David Bowie made records and even albums, but they went nowhere for years. He never lost hope. After much experimentation, he came up with the idea about a man in space. “Ground control to Major Tom…” became the lyric that peeked our interest in “A Space Oddity.”

The Beatles intrigued a young record producer named George Martin, but he recognized the band needed to practice to learn how to play. Many people don’t know that a fifth Beatle named Stu Sutcliffe was very inexperienced. So, Martin sent them to Hamburg, Germany to play seven shows six nights a week. They had to learn new material.

The Supremes led by Diana Ross were called the “no-hit Supremes” for years as they could not break through. Eventually, Berry Gordy and his writers came up with the right song, “Baby, baby. Where did our love go…”

Michael Jordan is arguably the greatest basketball player of all-time. Yet, Jordan was cut from his high school basketball team before making the team the following  year. As Dean Smith, Jordan’s college coach would say defending his decision to start Jordan as a freshman, “I put him on the blue practice team and they won. I put him on the white practice team and they won. It did not take a genius to realize we had a better chance to win if he played.”
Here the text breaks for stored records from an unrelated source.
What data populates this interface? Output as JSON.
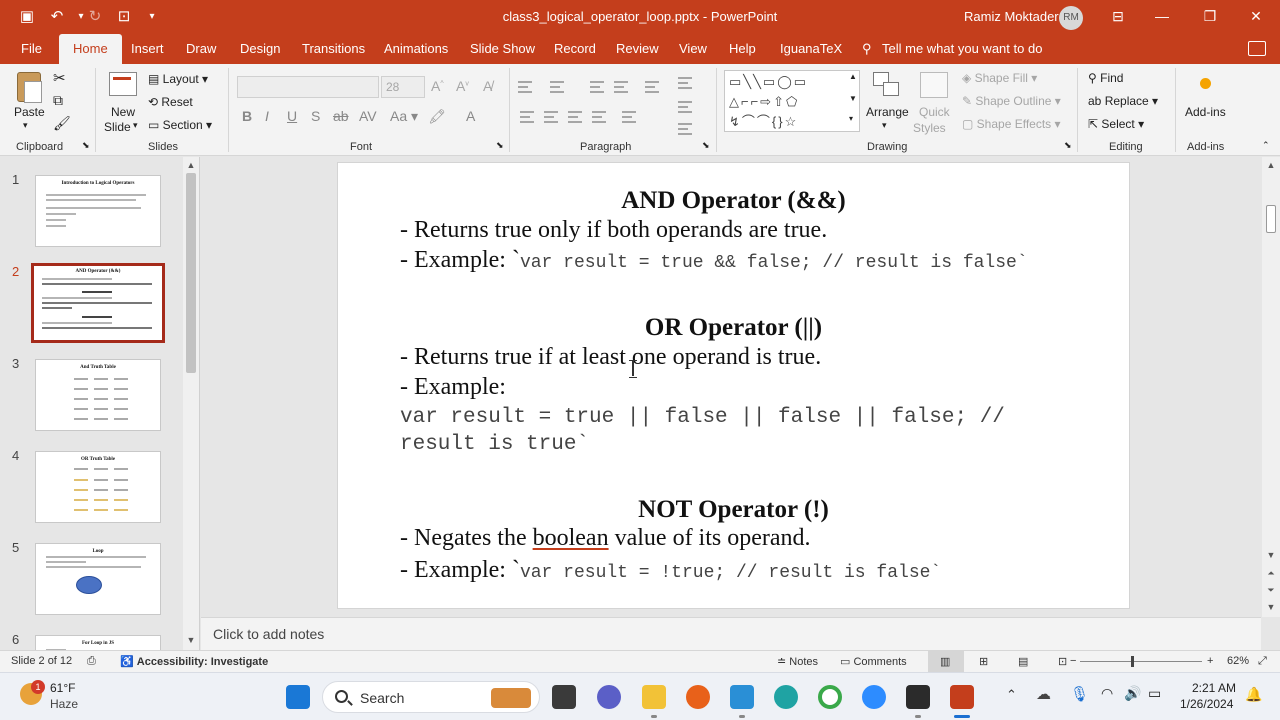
{
  "app": {
    "title": "class3_logical_operator_loop.pptx  -  PowerPoint",
    "user_name": "Ramiz Moktader",
    "user_initials": "RM"
  },
  "tabs": [
    "File",
    "Home",
    "Insert",
    "Draw",
    "Design",
    "Transitions",
    "Animations",
    "Slide Show",
    "Record",
    "Review",
    "View",
    "Help",
    "IguanaTeX"
  ],
  "active_tab": "Home",
  "tell_me": "Tell me what you want to do",
  "ribbon": {
    "clipboard": {
      "label": "Clipboard",
      "paste": "Paste"
    },
    "slides": {
      "label": "Slides",
      "new_slide_1": "New",
      "new_slide_2": "Slide",
      "layout": "Layout",
      "reset": "Reset",
      "section": "Section"
    },
    "font": {
      "label": "Font",
      "size": "28"
    },
    "paragraph": {
      "label": "Paragraph"
    },
    "drawing": {
      "label": "Drawing",
      "arrange": "Arrange",
      "quick_styles_1": "Quick",
      "quick_styles_2": "Styles",
      "shape_fill": "Shape Fill",
      "shape_outline": "Shape Outline",
      "shape_effects": "Shape Effects"
    },
    "editing": {
      "label": "Editing",
      "find": "Find",
      "replace": "Replace",
      "select": "Select"
    },
    "addins": {
      "label": "Add-ins",
      "button": "Add-ins"
    }
  },
  "thumbnails": [
    {
      "num": "1",
      "title": "Introduction to Logical Operators"
    },
    {
      "num": "2",
      "title": "AND Operator (&&)"
    },
    {
      "num": "3",
      "title": "And Truth Table"
    },
    {
      "num": "4",
      "title": "OR Truth Table"
    },
    {
      "num": "5",
      "title": "Loop"
    },
    {
      "num": "6",
      "title": "For Loop in JS"
    }
  ],
  "slide": {
    "and_heading": "AND Operator (&&)",
    "and_line1": "- Returns true only if both operands are true.",
    "and_line2_prefix": "- Example: `",
    "and_line2_code": "var result = true && false; // result is false`",
    "or_heading": "OR Operator (||)",
    "or_line1": "- Returns true if at least one operand is true.",
    "or_line2": "- Example:",
    "or_code1": "var result = true || false || false || false; //",
    "or_code2": "result is true`",
    "not_heading": "NOT Operator (!)",
    "not_line1_a": "- Negates the ",
    "not_line1_b": "boolean",
    "not_line1_c": " value of its operand.",
    "not_line2_prefix": "- Example: `",
    "not_line2_code": "var result = !true; // result is false`"
  },
  "notes_placeholder": "Click to add notes",
  "status": {
    "slide_info": "Slide 2 of 12",
    "accessibility": "Accessibility: Investigate",
    "notes": "Notes",
    "comments": "Comments",
    "zoom": "62%"
  },
  "taskbar": {
    "weather_temp": "61°F",
    "weather_desc": "Haze",
    "weather_badge": "1",
    "search": "Search",
    "time": "2:21 AM",
    "date": "1/26/2024"
  },
  "colors": {
    "accent": "#c43e1c",
    "active_thumb_border": "#a52a1a"
  }
}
Steve Jobs was successful with the Apple, but failed to develop the next generation machine. Fortunately, while the team he led was failing, another Apple team plodded along and developed the Macintosh. Jobs took it over and it made history. We should also note, Jobs was later fired from his own company, but  returned to save them and launch the hand held I-series of devices.

Hewlett-Packard failed at its first business. It was a bowling alley scorekeeping system. Yet, they created an organization that allowed the development of new products and were hugely succesful with computers and printers.

Everyone fails at something or even more than a few things. The key is what do you do next. When life knocks you down, you have to get up, dust yourself off and move forward. Or, as Winston Churchill famously said, “When you are walking through hell, the key is to keep walking.”